Special to The Chronicle
As Wilson County Emergency Management Agency personnel watered down what was left of a barn destroyed by a 15- to 20-acre brush fire Tuesday morning, WEMA Director John Jewell said he is wary of the July 4 holiday next week due to hot and dry conditions.“We are extremely worried about the Fourth of July,” Jewell said, referencing the amount of fireworks that will be purchased and used by local residents for the holiday.
With conditions as dry as they are, Jewell urged all citizens to take every precaution if shooting off fireworks this weekend and next week.
He said since June 1, county emergency personnel have fought 35 brush fires here, including a 70-acre fire in the Watertown area on June 8.
As of Tuesday, the agency added another to the list.
According to Jewell, WEMA received a call of a brush fire off Stockbridge Way and Central Pike in Mt. Juliet, around midnight Tuesday. After that fire was extinguished, another call came in around 4:30 a.m., which drew personnel from WEMA Stations 5, 3, 6 and some from Station 1 in Lebanon.
“It was about 15 to 20 acres and burnt two barns, no equipment, the barns were fairly empty,” Jewell said of the fire.
Jewell indicated the fire that was reported at 4:30 a.m. was most likely an extension of the first that was reported earlier. He said it was likely embers were left burning or possibly traveled by winds to ignite the dry grass a second time.
They were even more cautious with the second fire as crews continued to douse the area with water, bulldoze and rake through the destroyed barns and be sure nothing was left smoldering.
“It’s just extremely dry and any spark can ignite one of these fires,” Jewell said.
With the lack of rainfall and temperatures that expect to reach record highs later this week, Jewell said even things you wouldn’t think could start a fire pose a potential risk.
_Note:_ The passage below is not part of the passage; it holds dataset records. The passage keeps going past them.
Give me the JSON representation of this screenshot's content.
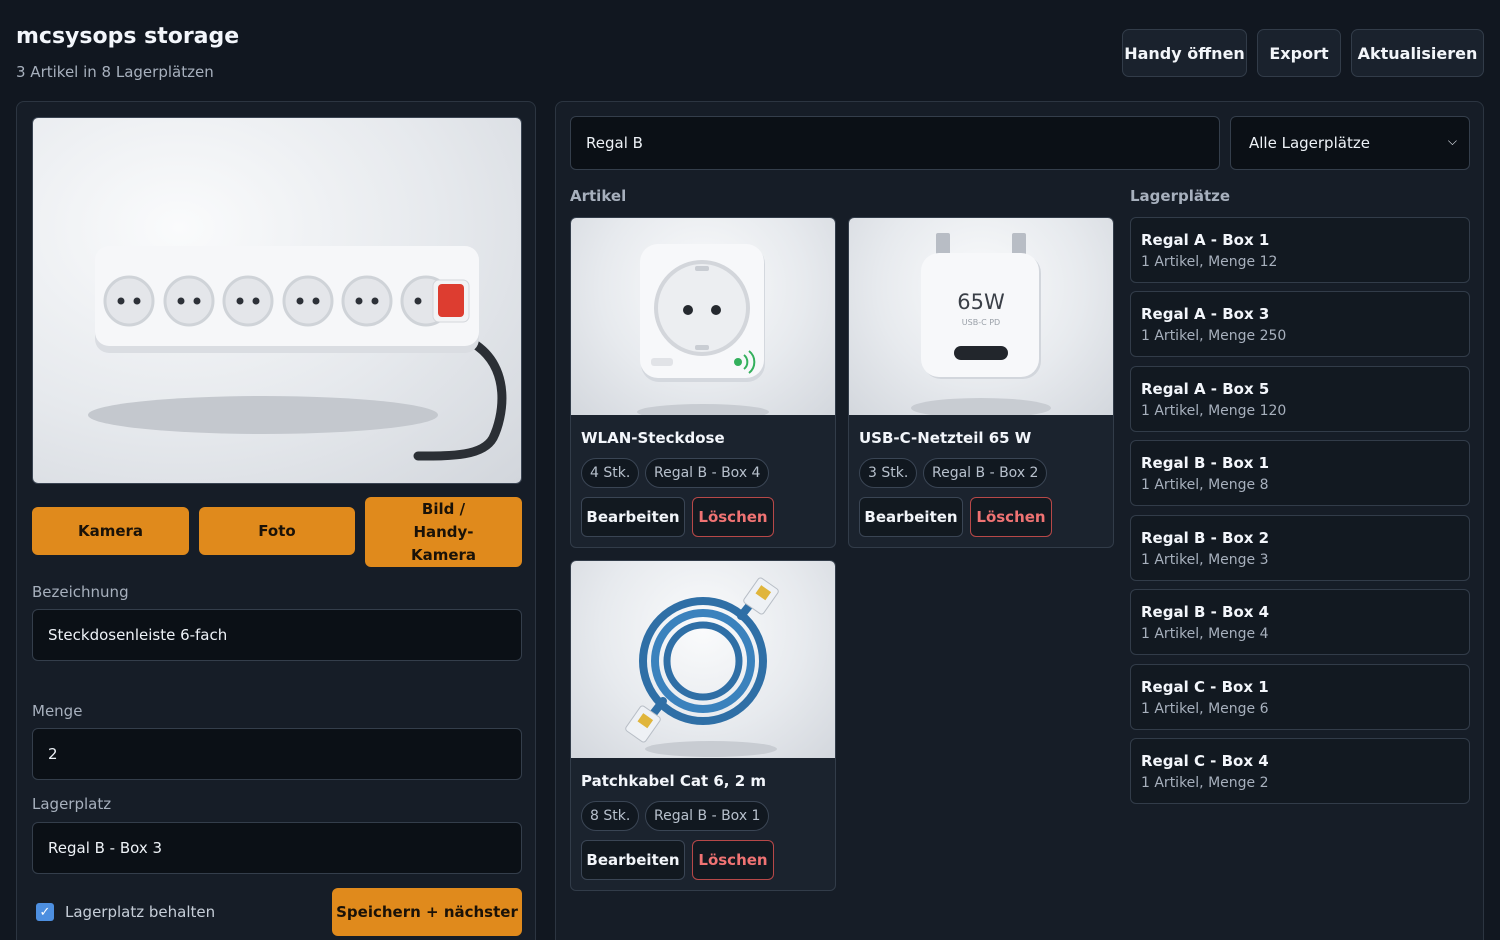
{
  "header": {
    "title": "mcsysops storage",
    "subtitle": "3 Artikel in 8 Lagerplätzen",
    "buttons": {
      "phone": "Handy öffnen",
      "export": "Export",
      "refresh": "Aktualisieren"
    }
  },
  "form": {
    "buttons": {
      "camera": "Kamera",
      "photo": "Foto",
      "image_phone": "Bild / Handy-Kamera",
      "save_next": "Speichern + nächster"
    },
    "name_label": "Bezeichnung",
    "name_value": "Steckdosenleiste 6-fach",
    "quantity_label": "Menge",
    "quantity_value": "2",
    "location_label": "Lagerplatz",
    "location_value": "Regal B - Box 3",
    "keep_location_label": "Lagerplatz behalten",
    "keep_location_checked": true
  },
  "browser": {
    "search_value": "Regal B",
    "filter_selected": "Alle Lagerplätze",
    "items_heading": "Artikel",
    "locations_heading": "Lagerplätze",
    "items": [
      {
        "name": "WLAN-Steckdose",
        "qty": "4 Stk.",
        "location": "Regal B - Box 4",
        "edit": "Bearbeiten",
        "delete": "Löschen",
        "icon": "smart-plug"
      },
      {
        "name": "USB-C-Netzteil 65 W",
        "qty": "3 Stk.",
        "location": "Regal B - Box 2",
        "edit": "Bearbeiten",
        "delete": "Löschen",
        "icon": "usb-c-charger"
      },
      {
        "name": "Patchkabel Cat 6, 2 m",
        "qty": "8 Stk.",
        "location": "Regal B - Box 1",
        "edit": "Bearbeiten",
        "delete": "Löschen",
        "icon": "patch-cable"
      }
    ],
    "charger_text": {
      "watt": "65W",
      "sub": "USB-C PD"
    },
    "locations": [
      {
        "name": "Regal A - Box 1",
        "info": "1 Artikel, Menge 12"
      },
      {
        "name": "Regal A - Box 3",
        "info": "1 Artikel, Menge 250"
      },
      {
        "name": "Regal A - Box 5",
        "info": "1 Artikel, Menge 120"
      },
      {
        "name": "Regal B - Box 1",
        "info": "1 Artikel, Menge 8"
      },
      {
        "name": "Regal B - Box 2",
        "info": "1 Artikel, Menge 3"
      },
      {
        "name": "Regal B - Box 4",
        "info": "1 Artikel, Menge 4"
      },
      {
        "name": "Regal C - Box 1",
        "info": "1 Artikel, Menge 6"
      },
      {
        "name": "Regal C - Box 4",
        "info": "1 Artikel, Menge 2"
      }
    ]
  },
  "colors": {
    "accent": "#e08a1c",
    "danger": "#f07373",
    "background": "#111720",
    "panel": "#161d27"
  }
}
He said anything from hot mowing equipment to farm vehicles could start a brush fire.
The Tuesday morning fire burned through fields behind Center Chapel Church of Christ at 9500 Central Pike and alongside the Wright Farms subdivision, but Jewell noted the homes were never in immediate danger.
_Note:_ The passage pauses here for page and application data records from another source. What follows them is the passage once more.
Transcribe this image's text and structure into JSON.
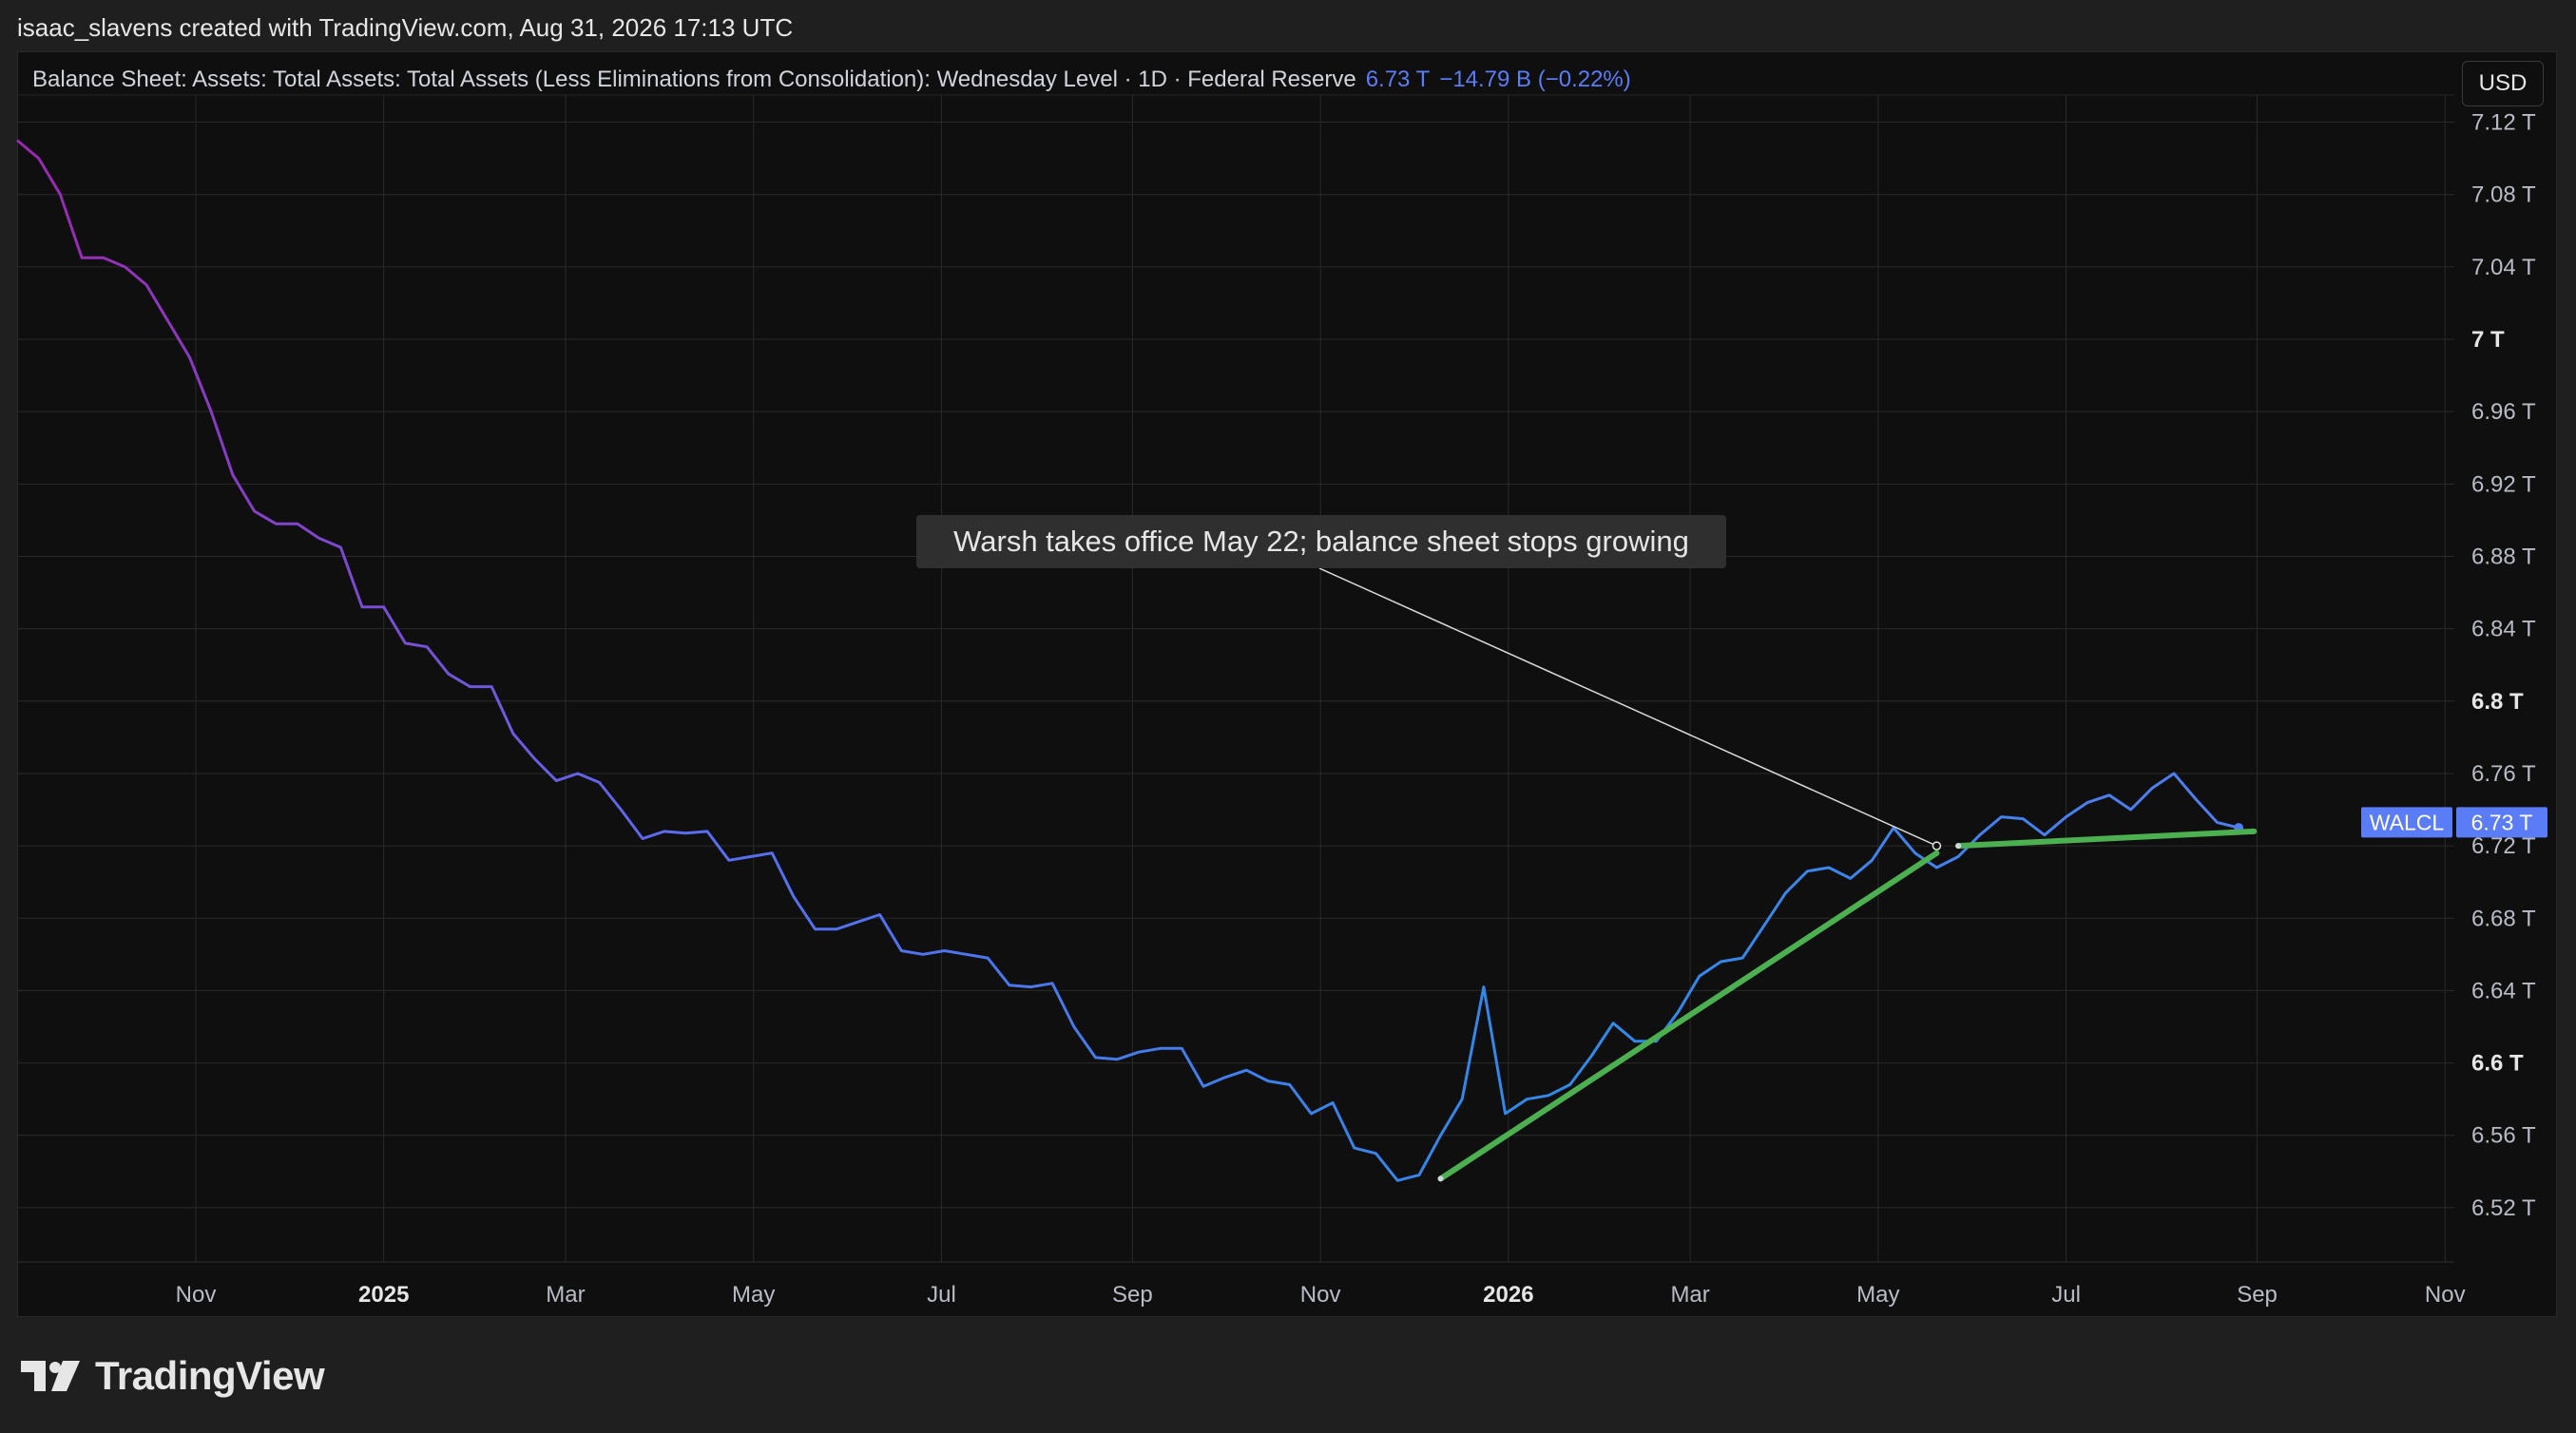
{
  "header": {
    "credit": "isaac_slavens created with TradingView.com, Aug 31, 2026 17:13 UTC"
  },
  "legend": {
    "title": "Balance Sheet: Assets: Total Assets: Total Assets (Less Eliminations from Consolidation): Wednesday Level · 1D · Federal Reserve",
    "value": "6.73 T",
    "change": "−14.79 B (−0.22%)"
  },
  "currency_button": "USD",
  "footer": {
    "brand": "TradingView"
  },
  "colors": {
    "line_early": "#9c27b0",
    "line_mid": "#5b6cf0",
    "line_late": "#2f8ae8",
    "trend": "#4caf50",
    "tag_bg": "#5b7cf7"
  },
  "chart_data": {
    "type": "line",
    "series": [
      {
        "name": "WALCL",
        "x": [
          "2024-09-04",
          "2024-09-11",
          "2024-09-18",
          "2024-09-25",
          "2024-10-02",
          "2024-10-09",
          "2024-10-16",
          "2024-10-23",
          "2024-10-30",
          "2024-11-06",
          "2024-11-13",
          "2024-11-20",
          "2024-11-27",
          "2024-12-04",
          "2024-12-11",
          "2024-12-18",
          "2024-12-25",
          "2025-01-01",
          "2025-01-08",
          "2025-01-15",
          "2025-01-22",
          "2025-01-29",
          "2025-02-05",
          "2025-02-12",
          "2025-02-19",
          "2025-02-26",
          "2025-03-05",
          "2025-03-12",
          "2025-03-19",
          "2025-03-26",
          "2025-04-02",
          "2025-04-09",
          "2025-04-16",
          "2025-04-23",
          "2025-04-30",
          "2025-05-07",
          "2025-05-14",
          "2025-05-21",
          "2025-05-28",
          "2025-06-04",
          "2025-06-11",
          "2025-06-18",
          "2025-06-25",
          "2025-07-02",
          "2025-07-09",
          "2025-07-16",
          "2025-07-23",
          "2025-07-30",
          "2025-08-06",
          "2025-08-13",
          "2025-08-20",
          "2025-08-27",
          "2025-09-03",
          "2025-09-10",
          "2025-09-17",
          "2025-09-24",
          "2025-10-01",
          "2025-10-08",
          "2025-10-15",
          "2025-10-22",
          "2025-10-29",
          "2025-11-05",
          "2025-11-12",
          "2025-11-19",
          "2025-11-26",
          "2025-12-03",
          "2025-12-10",
          "2025-12-17",
          "2025-12-24",
          "2025-12-31",
          "2026-01-07",
          "2026-01-14",
          "2026-01-21",
          "2026-01-28",
          "2026-02-04",
          "2026-02-11",
          "2026-02-18",
          "2026-02-25",
          "2026-03-04",
          "2026-03-11",
          "2026-03-18",
          "2026-03-25",
          "2026-04-01",
          "2026-04-08",
          "2026-04-15",
          "2026-04-22",
          "2026-04-29",
          "2026-05-06",
          "2026-05-13",
          "2026-05-20",
          "2026-05-27",
          "2026-06-03",
          "2026-06-10",
          "2026-06-17",
          "2026-06-24",
          "2026-07-01",
          "2026-07-08",
          "2026-07-15",
          "2026-07-22",
          "2026-07-29",
          "2026-08-05",
          "2026-08-12",
          "2026-08-19",
          "2026-08-26"
        ],
        "y": [
          7.11,
          7.1,
          7.08,
          7.045,
          7.045,
          7.04,
          7.03,
          7.01,
          6.99,
          6.96,
          6.925,
          6.905,
          6.898,
          6.898,
          6.89,
          6.885,
          6.852,
          6.852,
          6.832,
          6.83,
          6.815,
          6.808,
          6.808,
          6.782,
          6.768,
          6.756,
          6.76,
          6.755,
          6.74,
          6.724,
          6.728,
          6.727,
          6.728,
          6.712,
          6.714,
          6.716,
          6.692,
          6.674,
          6.674,
          6.678,
          6.682,
          6.662,
          6.66,
          6.662,
          6.66,
          6.658,
          6.643,
          6.642,
          6.644,
          6.62,
          6.603,
          6.602,
          6.606,
          6.608,
          6.608,
          6.587,
          6.592,
          6.596,
          6.59,
          6.588,
          6.572,
          6.578,
          6.553,
          6.55,
          6.535,
          6.538,
          6.56,
          6.58,
          6.642,
          6.572,
          6.58,
          6.582,
          6.588,
          6.604,
          6.622,
          6.612,
          6.612,
          6.628,
          6.648,
          6.656,
          6.658,
          6.676,
          6.694,
          6.706,
          6.708,
          6.702,
          6.712,
          6.73,
          6.716,
          6.708,
          6.714,
          6.726,
          6.736,
          6.735,
          6.726,
          6.736,
          6.744,
          6.748,
          6.74,
          6.752,
          6.76,
          6.746,
          6.733,
          6.73
        ]
      }
    ],
    "trendlines": [
      {
        "from": {
          "x": "2025-12-10",
          "y": 6.536
        },
        "to": {
          "x": "2026-05-20",
          "y": 6.716
        }
      },
      {
        "from": {
          "x": "2026-05-27",
          "y": 6.72
        },
        "to": {
          "x": "2026-08-31",
          "y": 6.728
        }
      }
    ],
    "annotation": {
      "text": "Warsh takes office May 22; balance sheet stops growing",
      "point": {
        "x": "2026-05-20",
        "y": 6.72
      }
    },
    "xlim": [
      "2024-09-04",
      "2026-11-04"
    ],
    "ylim": [
      6.48,
      7.16
    ],
    "x_ticks": [
      {
        "label": "Nov",
        "x": "2024-11-01",
        "bold": false
      },
      {
        "label": "2025",
        "x": "2025-01-01",
        "bold": true
      },
      {
        "label": "Mar",
        "x": "2025-03-01",
        "bold": false
      },
      {
        "label": "May",
        "x": "2025-05-01",
        "bold": false
      },
      {
        "label": "Jul",
        "x": "2025-07-01",
        "bold": false
      },
      {
        "label": "Sep",
        "x": "2025-09-01",
        "bold": false
      },
      {
        "label": "Nov",
        "x": "2025-11-01",
        "bold": false
      },
      {
        "label": "2026",
        "x": "2026-01-01",
        "bold": true
      },
      {
        "label": "Mar",
        "x": "2026-03-01",
        "bold": false
      },
      {
        "label": "May",
        "x": "2026-05-01",
        "bold": false
      },
      {
        "label": "Jul",
        "x": "2026-07-01",
        "bold": false
      },
      {
        "label": "Sep",
        "x": "2026-09-01",
        "bold": false
      },
      {
        "label": "Nov",
        "x": "2026-11-01",
        "bold": false
      }
    ],
    "y_ticks": [
      {
        "label": "7.12 T",
        "y": 7.12,
        "bold": false
      },
      {
        "label": "7.08 T",
        "y": 7.08,
        "bold": false
      },
      {
        "label": "7.04 T",
        "y": 7.04,
        "bold": false
      },
      {
        "label": "7 T",
        "y": 7.0,
        "bold": true
      },
      {
        "label": "6.96 T",
        "y": 6.96,
        "bold": false
      },
      {
        "label": "6.92 T",
        "y": 6.92,
        "bold": false
      },
      {
        "label": "6.88 T",
        "y": 6.88,
        "bold": false
      },
      {
        "label": "6.84 T",
        "y": 6.84,
        "bold": false
      },
      {
        "label": "6.8 T",
        "y": 6.8,
        "bold": true
      },
      {
        "label": "6.76 T",
        "y": 6.76,
        "bold": false
      },
      {
        "label": "6.72 T",
        "y": 6.72,
        "bold": false
      },
      {
        "label": "6.68 T",
        "y": 6.68,
        "bold": false
      },
      {
        "label": "6.64 T",
        "y": 6.64,
        "bold": false
      },
      {
        "label": "6.6 T",
        "y": 6.6,
        "bold": true
      },
      {
        "label": "6.56 T",
        "y": 6.56,
        "bold": false
      },
      {
        "label": "6.52 T",
        "y": 6.52,
        "bold": false
      }
    ],
    "last_value_tag": {
      "name": "WALCL",
      "value": "6.73 T",
      "y": 6.733
    },
    "grid": true
  }
}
“The fire burnt within about 75 yards of the homes, but they weren’t in any real danger,” Jewell said. “The Wilson County Sheriff’s Department got everyone up and out of bed, which was appropriate.”
He added that no one was evacuated from their homes, but he did advise residents to water their lawns to prevent wind from carrying any embers into the subdivision.
By 11 a.m., crews on the scene had demolished both barns and were watering down debris and fence lines to prevent any future sparks from igniting again.
“We’re trying to water down areas we may have missed,” Jewell said.
The cause of the initial brush fire was unknown with the investigation continuing.
Jewell issued warnings to local residents to be extremely cautious when celebrating the upcoming holiday.
He said to water the grass and surrounding areas when grilling outdoors and to do the same if you plan to shoot fireworks. Keep a supply of water on hand also to extinguish any sparks that may result from using fireworks.
At a time like this, Jewell said you can’t be too cautious.
Patrick Hall is a Staff Writer for The Wilson Post